So I just read an extremely interesting article -- Climbing the corporate ladder — uphill both ways -- from Jennifer Nycz Conner (@JenConner on Twitter), a reporter for the Washington Business Journal.

The article explores generational issues, and discusses how "younger" workers expect to achieve work-life balance at their jobs and how many older executives find themselves "frustrated by what they see as a youthful sense of entitlement." Conner also wrote: "Many senior-level women argue that they toughed it out and succeeded. Shouldn’t the younger ones have the mettle to do the same thing?"

Which is to say, her article got me to thinking, and here are some of my thoughts:

1. I think it's admirable that today's senior-level women toughed it out and succeeded and struggled to balance careers and families.

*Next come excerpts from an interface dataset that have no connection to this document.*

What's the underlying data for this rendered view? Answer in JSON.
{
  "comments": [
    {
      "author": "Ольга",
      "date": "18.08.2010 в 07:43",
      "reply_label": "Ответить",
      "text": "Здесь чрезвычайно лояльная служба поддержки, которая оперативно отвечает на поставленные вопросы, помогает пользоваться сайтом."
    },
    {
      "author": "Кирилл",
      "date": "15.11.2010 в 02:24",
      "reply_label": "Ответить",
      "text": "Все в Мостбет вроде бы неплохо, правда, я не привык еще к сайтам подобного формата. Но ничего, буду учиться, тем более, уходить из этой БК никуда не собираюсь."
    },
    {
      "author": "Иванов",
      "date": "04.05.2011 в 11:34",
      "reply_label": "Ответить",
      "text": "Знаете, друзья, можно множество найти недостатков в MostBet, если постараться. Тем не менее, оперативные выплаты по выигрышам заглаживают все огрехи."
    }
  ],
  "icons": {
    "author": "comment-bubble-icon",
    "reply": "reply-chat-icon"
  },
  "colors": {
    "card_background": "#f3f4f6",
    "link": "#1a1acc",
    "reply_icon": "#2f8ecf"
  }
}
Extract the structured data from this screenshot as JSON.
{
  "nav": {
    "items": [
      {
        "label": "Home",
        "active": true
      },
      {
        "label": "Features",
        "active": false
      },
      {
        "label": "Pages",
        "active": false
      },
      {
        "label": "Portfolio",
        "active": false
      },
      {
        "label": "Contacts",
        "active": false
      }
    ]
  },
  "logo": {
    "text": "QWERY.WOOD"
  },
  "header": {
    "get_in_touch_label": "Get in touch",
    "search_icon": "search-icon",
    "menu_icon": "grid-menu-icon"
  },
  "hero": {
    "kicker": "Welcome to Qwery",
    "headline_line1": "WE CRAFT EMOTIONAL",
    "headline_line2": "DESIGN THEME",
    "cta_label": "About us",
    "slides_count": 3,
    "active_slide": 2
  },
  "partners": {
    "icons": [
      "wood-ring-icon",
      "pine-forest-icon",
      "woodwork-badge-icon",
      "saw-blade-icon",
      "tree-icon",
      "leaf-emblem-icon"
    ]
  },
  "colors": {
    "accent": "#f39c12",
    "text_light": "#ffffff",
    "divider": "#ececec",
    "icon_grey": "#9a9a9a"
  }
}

Kudos to them... 100%. Without them, women wouldn't be as prevalent in the workplace as they are today. These pioneers definitely paved the way for me and those coming up behind me. But why would they want their struggles to be for nothing? I think it's a little bit selfish to have an attitude of "everyone else should have to fight as I did to accomplish the same things." Isn't every generation supposed to want to make life easier for the next? Aren't we supposed to want to leave things better than we found them?

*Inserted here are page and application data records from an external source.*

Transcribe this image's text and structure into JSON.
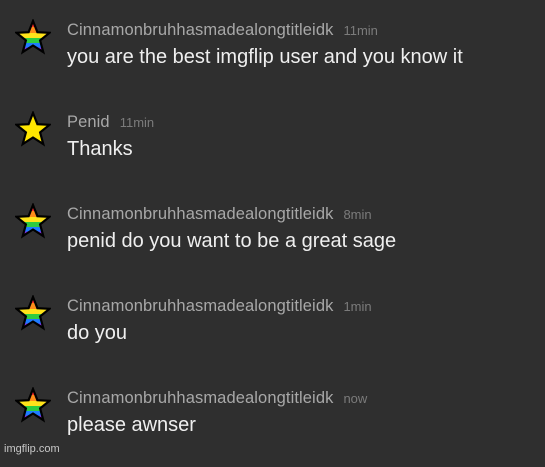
{
  "messages": [
    {
      "avatar_icon": "rainbow-star-icon",
      "username": "Cinnamonbruhhasmadealongtitleidk",
      "time": "11min",
      "text": "you are the best imgflip user and you know it"
    },
    {
      "avatar_icon": "yellow-star-icon",
      "username": "Penid",
      "time": "11min",
      "text": "Thanks"
    },
    {
      "avatar_icon": "rainbow-star-icon",
      "username": "Cinnamonbruhhasmadealongtitleidk",
      "time": "8min",
      "text": "penid do you want to be a great sage"
    },
    {
      "avatar_icon": "rainbow-star-icon",
      "username": "Cinnamonbruhhasmadealongtitleidk",
      "time": "1min",
      "text": "do you"
    },
    {
      "avatar_icon": "rainbow-star-icon",
      "username": "Cinnamonbruhhasmadealongtitleidk",
      "time": "now",
      "text": "please awnser"
    }
  ],
  "watermark": "imgflip.com",
  "colors": {
    "background": "#2f2f2f",
    "username": "#a8a8a8",
    "time": "#7b7b7b",
    "text": "#efefef",
    "yellow_star": "#ffe600",
    "star_outline": "#000000"
  }
}
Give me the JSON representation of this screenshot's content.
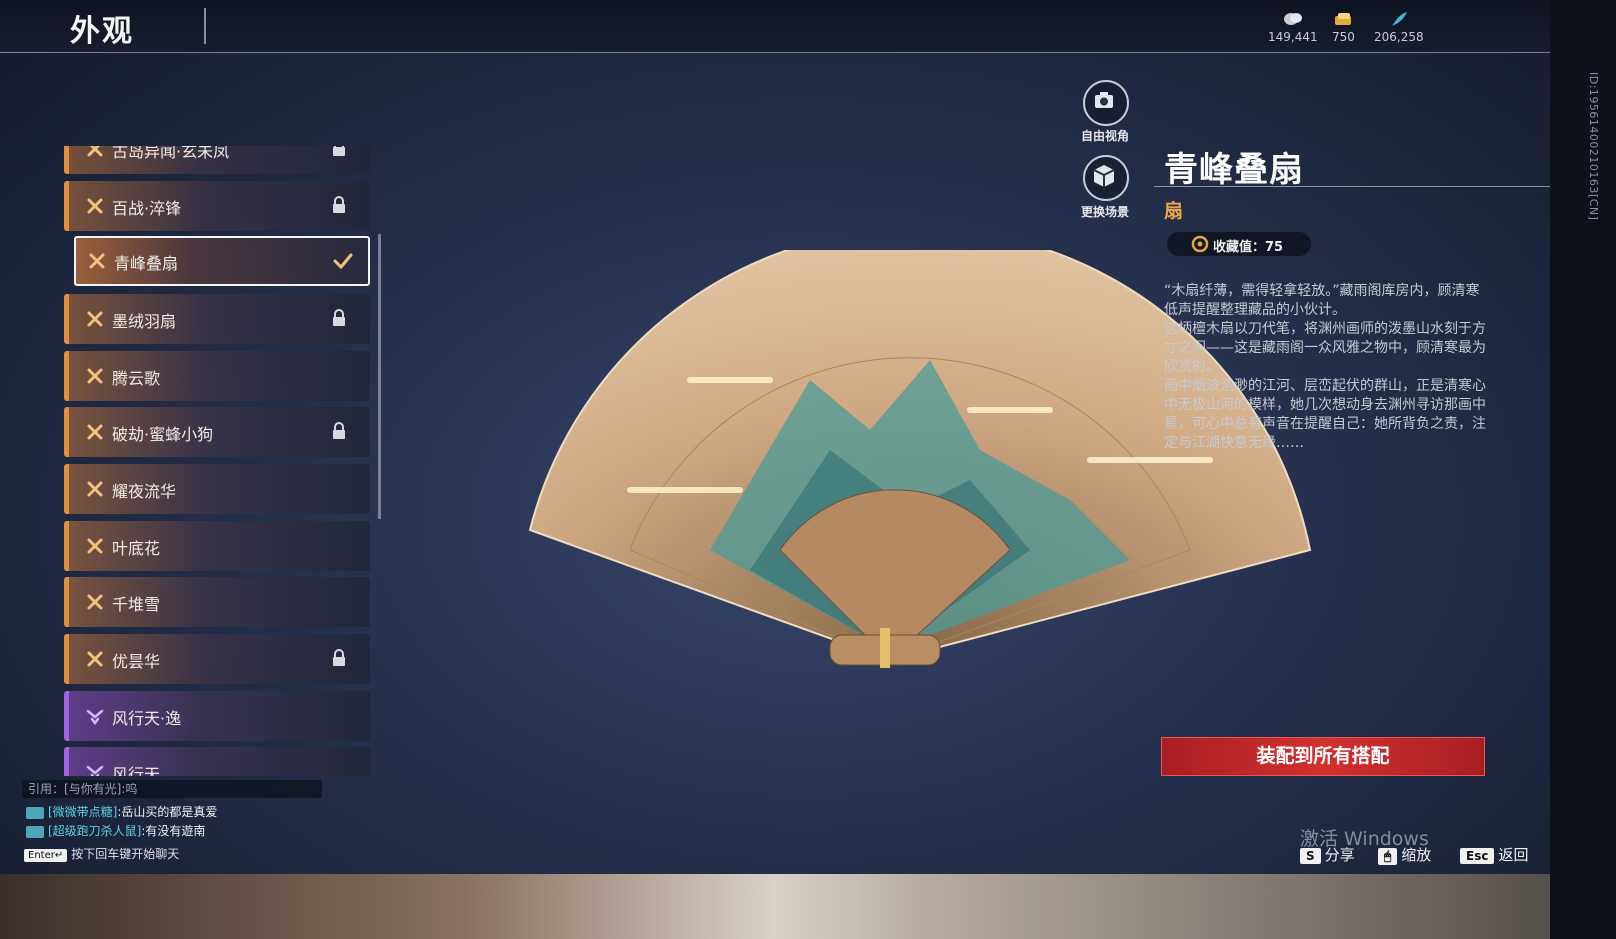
{
  "header": {
    "title": "外观",
    "currencies": [
      {
        "icon": "coin-stack-icon",
        "value": "149,441"
      },
      {
        "icon": "gold-ticket-icon",
        "value": "750"
      },
      {
        "icon": "feather-token-icon",
        "value": "206,258"
      }
    ]
  },
  "side_id": "ID:19561400210163[CN]",
  "list": {
    "items": [
      {
        "label": "古岛异闻·玄未凤",
        "locked": true,
        "color": "orange"
      },
      {
        "label": "百战·淬锋",
        "locked": true,
        "color": "orange"
      },
      {
        "label": "青峰叠扇",
        "selected": true,
        "color": "orange"
      },
      {
        "label": "墨绒羽扇",
        "locked": true,
        "color": "orange"
      },
      {
        "label": "腾云歌",
        "color": "orange"
      },
      {
        "label": "破劫·蜜蜂小狗",
        "locked": true,
        "color": "orange"
      },
      {
        "label": "耀夜流华",
        "color": "orange"
      },
      {
        "label": "叶底花",
        "color": "orange"
      },
      {
        "label": "千堆雪",
        "color": "orange"
      },
      {
        "label": "优昙华",
        "locked": true,
        "color": "orange"
      },
      {
        "label": "风行天·逸",
        "color": "purple"
      },
      {
        "label": "风行天",
        "color": "purple"
      }
    ]
  },
  "view_buttons": {
    "free_view": "自由视角",
    "change_scene": "更换场景"
  },
  "detail": {
    "name": "青峰叠扇",
    "type": "扇",
    "collect_value": "收藏值：75",
    "description": [
      "“木扇纤薄，需得轻拿轻放。”藏雨阁库房内，顾清寒低声提醒整理藏品的小伙计。",
      "这柄檀木扇以刀代笔，将渊州画师的泼墨山水刻于方寸之间——这是藏雨阁一众风雅之物中，顾清寒最为欣赏的。",
      "画中烟波浩渺的江河、层峦起伏的群山，正是清寒心中无极山河的模样，她几次想动身去渊州寻访那画中景，可心中总有声音在提醒自己：她所背负之责，注定与江湖快意无缘……"
    ],
    "equip_button": "装配到所有搭配"
  },
  "chat": {
    "quote": "引用：[与你有光]:呜",
    "lines": [
      {
        "who": "[微微带点糖]",
        "msg": ":岳山买的都是真爱"
      },
      {
        "who": "[超级跑刀杀人鼠]",
        "msg": ":有没有遊南"
      }
    ],
    "enter_key": "Enter↵",
    "enter_hint": "按下回车键开始聊天"
  },
  "watermark": "激活 Windows",
  "hints": [
    {
      "key": "S",
      "label": "分享"
    },
    {
      "key": "🖱",
      "label": "缩放"
    },
    {
      "key": "Esc",
      "label": "返回"
    }
  ],
  "colors": {
    "accent_orange": "#e08f3a",
    "accent_purple": "#a263e0",
    "equip_red": "#c8282a",
    "type_gold": "#e9a64a"
  }
}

2. Paying dues: Don't confuse what I said above, though. I still believe 100% in the importance of paying your dues and earning privileges. But there's a difference between earning the privilege of working on the more prestigious projects and earning the privilege of having a life out of work. We all DESERVE a life outside of work. We all DESERVE work-life balance. (And, if we're being honest with ourselves, we all work better when we have that work-life balance.)

3. Flex time: If an employee can work on flex time -- can leave at 4 p.m. to make their exercise class or take their kid to soccer practice and then log on later that night to finish their work and meet any deadlines -- then why do we care when it's done? There's too much focus on how long someone works vs. how well they work or whether they do their job and do it well. The focus should always be on the end product, not on how long it took someone to get there. And shouldn't there be some reward for being productive?

I'm blessed right now with a boss who understands all this and who I think would agree with my sentiments. She judges me by the value of my work, not by the hours I sit in front of the computer. (Though I will admit that, right now, I definitely work beyond my official "work day," it's just that often that work is at home.) But I've also had many who haven't. And I've encountered more than one (older) co-worker who has issue with bosses that give leniency to the younger workers... or, in some cases, to any workers.

So my point? Pay your dues. Work hard. Do your job and do it well. And if you're a boss? Well, think about making your employees' work life better than your own.